Hillary's life has been preparation for this very moment. She has built a career fighting for educational and housing rights, for women's workplace rights, for healthcare access, for reproductive rights, for people – children and women and first responders and veterans and people who need jobs, childcare, food. For marginalized people who need someone in power to recognize their value, their humanity.Head on over to read the whole thing.
She was listening, and learning, and figuring out how to be a change-maker as a student. As a young attorney. As the First Lady of Arkansas. As the First Lady of the United States. As a U.S. Senator. As a presidential candidate. As Secretary of State. And still, even now, as the first female nominee of a major party in the nation's history.
Long before she even considered that she might one day be president, she was nonetheless preparing for the role – by living a life in pursuit of being as effective an advocate for change as she could be, which eventually led her toward the presidency.
She hasn't spent a lifetime figuring out how to be president. She's spent a lifetime becoming one.
So when we look at the glaring disparities between her opponent, calamitously unfit by every conceivable measure, we shouldn't judge her by his rock-bottom garbage standard, but by the extraordinary standard she has set.

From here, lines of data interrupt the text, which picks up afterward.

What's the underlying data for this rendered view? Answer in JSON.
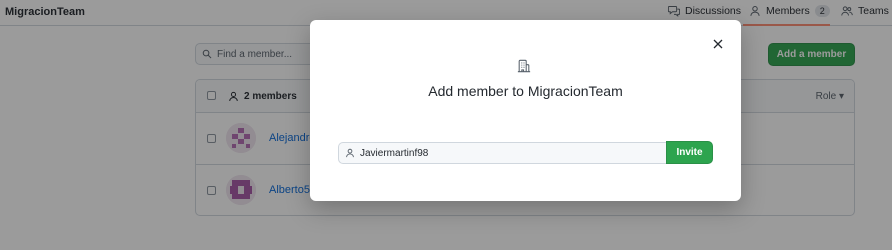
{
  "org": {
    "name": "MigracionTeam"
  },
  "nav": {
    "tabs": [
      {
        "label": "Discussions",
        "icon": "discussion-icon"
      },
      {
        "label": "Members",
        "icon": "person-icon",
        "count": "2"
      },
      {
        "label": "Teams",
        "icon": "people-icon"
      }
    ],
    "active_tab": "Members",
    "underline_color": "#fd8c73"
  },
  "toolbar": {
    "search_placeholder": "Find a member...",
    "add_member_label": "Add a member"
  },
  "table": {
    "members_count_label": "2 members",
    "role_filter_label": "Role ▾",
    "rows": [
      {
        "name": "Alejandro",
        "avatar_color": "#b36bb3"
      },
      {
        "name": "Alberto5",
        "avatar_color": "#a656a6"
      }
    ]
  },
  "modal": {
    "title": "Add member to MigracionTeam",
    "input_value": "Javiermartinf98",
    "invite_label": "Invite"
  },
  "colors": {
    "primary_button": "#2da44e",
    "link": "#0969da",
    "overlay": "rgba(17,17,17,0.42)"
  }
}
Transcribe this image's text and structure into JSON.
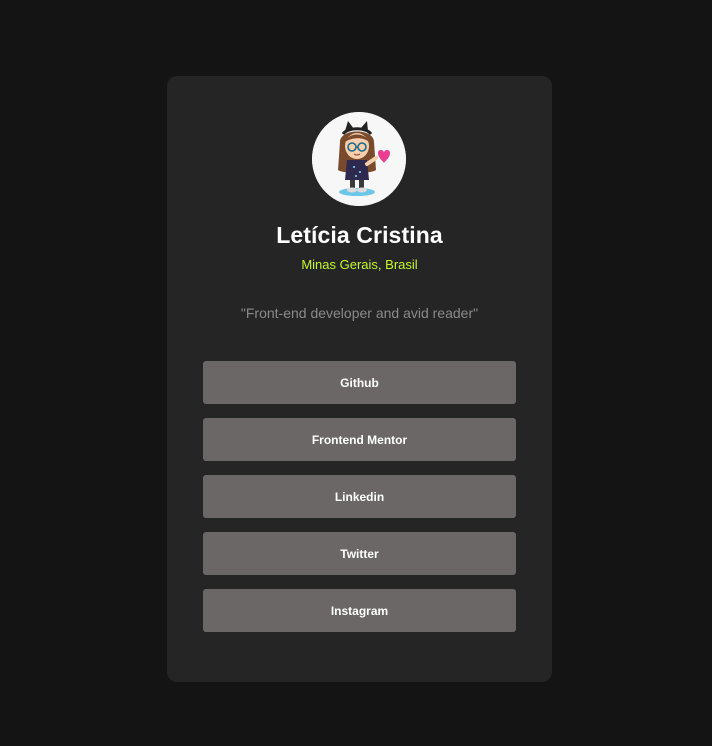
{
  "profile": {
    "name": "Letícia Cristina",
    "location": "Minas Gerais, Brasil",
    "bio": "\"Front-end developer and avid reader\"",
    "avatar_icon": "cartoon-girl-avatar-icon"
  },
  "colors": {
    "page_background": "#141414",
    "card_background": "#252525",
    "accent": "#c4f82a",
    "button_background": "#6b6766",
    "bio_text": "#8a8a8a"
  },
  "links": [
    {
      "label": "Github"
    },
    {
      "label": "Frontend Mentor"
    },
    {
      "label": "Linkedin"
    },
    {
      "label": "Twitter"
    },
    {
      "label": "Instagram"
    }
  ]
}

And, in one of my favorite Twitter responses ever to something I've written:
I feel like I just got carded at a bar.